June 12, 1987. The Cold War was thawing, a new and moderate leadership now prevailed in the Kremlin, and yet the
Berlin Wall still stood. Reagan addressed Soviet leader Mikhail
Gorbachev on this cruel incongruity.
“General Secretary Gorbachev, if you seek peace, if you seek
prosperity for the Soviet Union and Eastern Europe, if you
seek liberalization: Come here to this gate! Mr. Gorbachev,
open this gate! Mr. Gorbachev, tear down this wall!”
Mikhail Gorbachev was of the same mind. The Soviet
Union was decaying, a fourth-rate economy that could not
guarantee subsistence to its own people yet was subsidizing a
world-class military and a restless empire. If the Soviet
Union had any hope of survival and reform, it had to accept
its limitations. The Soviet Union withdrew from Eastern
Europe in 1989, allowing those former satellites to determine
their own paths.
The new face of East Germany was Egon Krenz. Hoping to
cultivate popularity, Krenz promised that the borders between
the two Germanys would eventually be opened. When Krenz’s
propaganda minister announced on November 9, 1989, that
the border would be opened for private trips abroad, tens of
thousands of East Germans quickly assembled at the Wall’s
checkpoints, demanding access to West Berlin. The border
guards were overwhelmed by the multitude, and no one in the
government dared to oppose the popular surge. The gates went
up and the crowd came pouring through. The Berlin Wall no
longer had a purpose.
Without the Wall, there was no East Germany. It was
reunited with the West in October 1990. The Wall itself
became a quarry, subject to the chisels and hammers of souvenir hunters. Some sections were auctioned off, much of the
rest was simply torn down. A few stretches remain as a historical monument.
Most of the fabled walls of history served to protect their
people and those fortifications stood for hundreds of years.

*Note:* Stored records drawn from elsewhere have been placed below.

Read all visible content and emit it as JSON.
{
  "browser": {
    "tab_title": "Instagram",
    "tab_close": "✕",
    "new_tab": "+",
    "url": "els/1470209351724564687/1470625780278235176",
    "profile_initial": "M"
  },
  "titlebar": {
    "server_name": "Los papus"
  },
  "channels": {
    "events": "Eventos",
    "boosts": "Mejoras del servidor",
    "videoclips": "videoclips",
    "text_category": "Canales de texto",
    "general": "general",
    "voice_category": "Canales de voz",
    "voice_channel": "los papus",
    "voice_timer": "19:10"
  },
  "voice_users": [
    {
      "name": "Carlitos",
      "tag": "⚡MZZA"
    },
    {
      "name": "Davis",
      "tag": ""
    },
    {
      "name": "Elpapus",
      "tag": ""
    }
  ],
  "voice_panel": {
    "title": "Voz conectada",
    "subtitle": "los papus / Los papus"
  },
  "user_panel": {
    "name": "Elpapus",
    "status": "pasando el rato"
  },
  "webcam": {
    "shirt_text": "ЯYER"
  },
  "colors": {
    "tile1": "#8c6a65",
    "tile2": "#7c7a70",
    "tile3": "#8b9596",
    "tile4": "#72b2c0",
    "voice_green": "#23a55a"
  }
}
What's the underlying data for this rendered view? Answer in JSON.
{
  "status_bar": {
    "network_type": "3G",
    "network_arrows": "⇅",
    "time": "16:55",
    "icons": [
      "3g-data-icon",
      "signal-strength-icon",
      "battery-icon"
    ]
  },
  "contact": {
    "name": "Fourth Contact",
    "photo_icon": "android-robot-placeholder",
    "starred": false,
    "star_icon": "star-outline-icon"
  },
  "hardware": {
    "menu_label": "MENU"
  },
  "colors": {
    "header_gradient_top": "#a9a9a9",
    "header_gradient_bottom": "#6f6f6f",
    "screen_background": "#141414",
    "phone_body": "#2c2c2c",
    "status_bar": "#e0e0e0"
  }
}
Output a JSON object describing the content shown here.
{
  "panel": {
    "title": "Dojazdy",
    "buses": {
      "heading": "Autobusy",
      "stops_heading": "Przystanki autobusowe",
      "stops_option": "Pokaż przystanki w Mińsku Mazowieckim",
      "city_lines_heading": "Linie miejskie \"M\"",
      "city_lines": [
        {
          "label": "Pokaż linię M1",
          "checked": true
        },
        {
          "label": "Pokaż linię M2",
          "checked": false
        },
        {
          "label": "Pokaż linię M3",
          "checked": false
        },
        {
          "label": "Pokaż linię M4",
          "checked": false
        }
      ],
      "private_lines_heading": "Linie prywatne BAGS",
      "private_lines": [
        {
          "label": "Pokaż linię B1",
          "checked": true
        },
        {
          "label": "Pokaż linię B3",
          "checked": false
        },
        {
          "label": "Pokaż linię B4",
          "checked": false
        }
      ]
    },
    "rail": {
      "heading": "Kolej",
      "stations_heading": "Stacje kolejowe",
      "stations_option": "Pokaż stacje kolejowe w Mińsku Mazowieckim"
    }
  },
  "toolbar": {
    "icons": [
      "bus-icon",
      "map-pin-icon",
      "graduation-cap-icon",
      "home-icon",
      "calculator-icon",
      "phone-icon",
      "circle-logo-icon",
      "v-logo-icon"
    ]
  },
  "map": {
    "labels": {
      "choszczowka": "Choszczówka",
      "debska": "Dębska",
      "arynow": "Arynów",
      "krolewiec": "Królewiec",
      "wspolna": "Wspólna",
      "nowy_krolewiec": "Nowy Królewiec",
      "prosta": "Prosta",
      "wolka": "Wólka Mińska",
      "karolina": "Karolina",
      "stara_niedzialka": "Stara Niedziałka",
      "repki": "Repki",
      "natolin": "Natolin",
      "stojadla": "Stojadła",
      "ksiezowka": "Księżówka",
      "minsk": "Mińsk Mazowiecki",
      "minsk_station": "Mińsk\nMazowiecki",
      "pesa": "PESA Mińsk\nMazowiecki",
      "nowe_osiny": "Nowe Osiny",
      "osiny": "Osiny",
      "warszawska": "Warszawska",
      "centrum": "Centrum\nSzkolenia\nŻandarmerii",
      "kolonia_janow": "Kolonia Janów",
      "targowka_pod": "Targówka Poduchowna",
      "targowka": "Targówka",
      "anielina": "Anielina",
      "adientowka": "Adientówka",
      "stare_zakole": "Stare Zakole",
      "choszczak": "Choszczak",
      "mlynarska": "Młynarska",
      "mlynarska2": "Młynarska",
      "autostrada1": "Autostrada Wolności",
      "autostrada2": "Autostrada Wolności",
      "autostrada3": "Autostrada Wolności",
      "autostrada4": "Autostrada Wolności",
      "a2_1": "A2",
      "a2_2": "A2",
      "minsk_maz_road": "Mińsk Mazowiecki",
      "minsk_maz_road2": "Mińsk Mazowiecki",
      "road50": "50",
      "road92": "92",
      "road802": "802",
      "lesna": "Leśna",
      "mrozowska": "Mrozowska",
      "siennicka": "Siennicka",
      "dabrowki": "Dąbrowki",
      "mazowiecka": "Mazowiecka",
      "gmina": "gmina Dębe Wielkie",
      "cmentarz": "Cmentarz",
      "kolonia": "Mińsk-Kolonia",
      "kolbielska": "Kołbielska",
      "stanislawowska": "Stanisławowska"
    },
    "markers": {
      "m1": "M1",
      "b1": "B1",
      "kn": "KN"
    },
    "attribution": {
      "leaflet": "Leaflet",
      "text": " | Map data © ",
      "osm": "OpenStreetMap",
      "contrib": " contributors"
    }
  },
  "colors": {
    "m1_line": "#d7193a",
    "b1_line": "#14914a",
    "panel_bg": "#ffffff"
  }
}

The
Berlin Wall was built to suppress its people, and it stood for 28
years. The lesson is obvious.